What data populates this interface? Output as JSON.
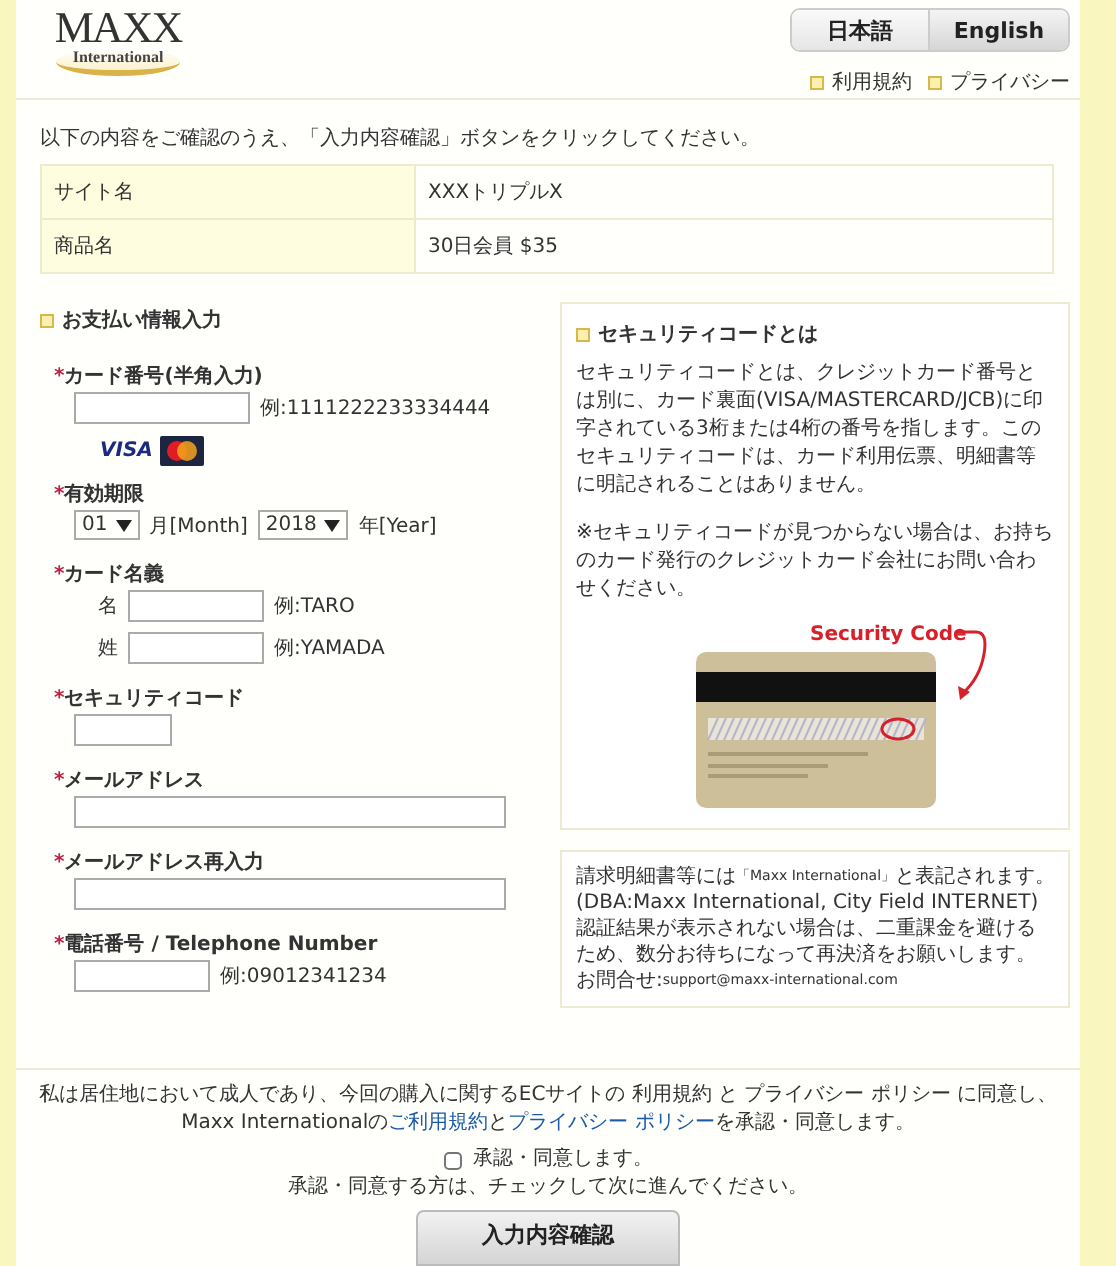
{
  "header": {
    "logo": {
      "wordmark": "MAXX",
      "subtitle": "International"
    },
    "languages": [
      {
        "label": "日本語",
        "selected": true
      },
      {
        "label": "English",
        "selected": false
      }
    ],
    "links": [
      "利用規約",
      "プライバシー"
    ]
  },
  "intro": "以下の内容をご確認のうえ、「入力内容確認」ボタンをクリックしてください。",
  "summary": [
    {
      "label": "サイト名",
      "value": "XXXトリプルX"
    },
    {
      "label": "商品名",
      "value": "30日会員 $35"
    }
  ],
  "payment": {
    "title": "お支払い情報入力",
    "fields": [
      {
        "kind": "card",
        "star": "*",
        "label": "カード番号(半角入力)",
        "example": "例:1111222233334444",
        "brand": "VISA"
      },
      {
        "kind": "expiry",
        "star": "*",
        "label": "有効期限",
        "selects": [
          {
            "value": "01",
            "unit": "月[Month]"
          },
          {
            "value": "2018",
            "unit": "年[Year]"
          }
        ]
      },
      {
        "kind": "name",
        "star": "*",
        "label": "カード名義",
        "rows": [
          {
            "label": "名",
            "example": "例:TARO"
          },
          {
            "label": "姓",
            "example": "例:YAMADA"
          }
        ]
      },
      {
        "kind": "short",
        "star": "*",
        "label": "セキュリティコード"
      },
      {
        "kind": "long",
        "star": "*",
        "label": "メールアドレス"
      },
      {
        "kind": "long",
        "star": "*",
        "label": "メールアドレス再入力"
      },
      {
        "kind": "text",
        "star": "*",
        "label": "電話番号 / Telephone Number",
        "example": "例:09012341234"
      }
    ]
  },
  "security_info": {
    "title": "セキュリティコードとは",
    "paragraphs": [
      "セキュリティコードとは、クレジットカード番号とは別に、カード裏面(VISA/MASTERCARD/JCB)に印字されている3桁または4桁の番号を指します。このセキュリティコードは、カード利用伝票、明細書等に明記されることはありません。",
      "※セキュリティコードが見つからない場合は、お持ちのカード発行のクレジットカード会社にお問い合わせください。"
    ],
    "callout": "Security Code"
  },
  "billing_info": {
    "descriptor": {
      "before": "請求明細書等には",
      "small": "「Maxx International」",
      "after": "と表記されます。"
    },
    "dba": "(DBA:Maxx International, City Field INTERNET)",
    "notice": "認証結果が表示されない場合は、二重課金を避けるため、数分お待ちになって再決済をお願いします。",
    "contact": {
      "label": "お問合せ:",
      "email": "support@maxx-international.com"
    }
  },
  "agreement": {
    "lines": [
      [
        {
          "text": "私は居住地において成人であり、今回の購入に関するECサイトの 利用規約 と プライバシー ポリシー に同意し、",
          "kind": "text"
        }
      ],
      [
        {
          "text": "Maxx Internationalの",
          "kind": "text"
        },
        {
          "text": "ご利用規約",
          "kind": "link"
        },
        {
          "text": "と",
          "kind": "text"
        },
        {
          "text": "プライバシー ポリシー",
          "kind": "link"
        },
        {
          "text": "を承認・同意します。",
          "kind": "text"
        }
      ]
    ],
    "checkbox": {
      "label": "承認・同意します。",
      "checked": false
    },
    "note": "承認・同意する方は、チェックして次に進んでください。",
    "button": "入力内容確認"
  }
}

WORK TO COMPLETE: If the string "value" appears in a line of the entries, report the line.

SOLUTION BELOW:
      "value": "XXXトリプルX"
      "value": "30日会員 $35"
            "value": "01",
            "value": "2018",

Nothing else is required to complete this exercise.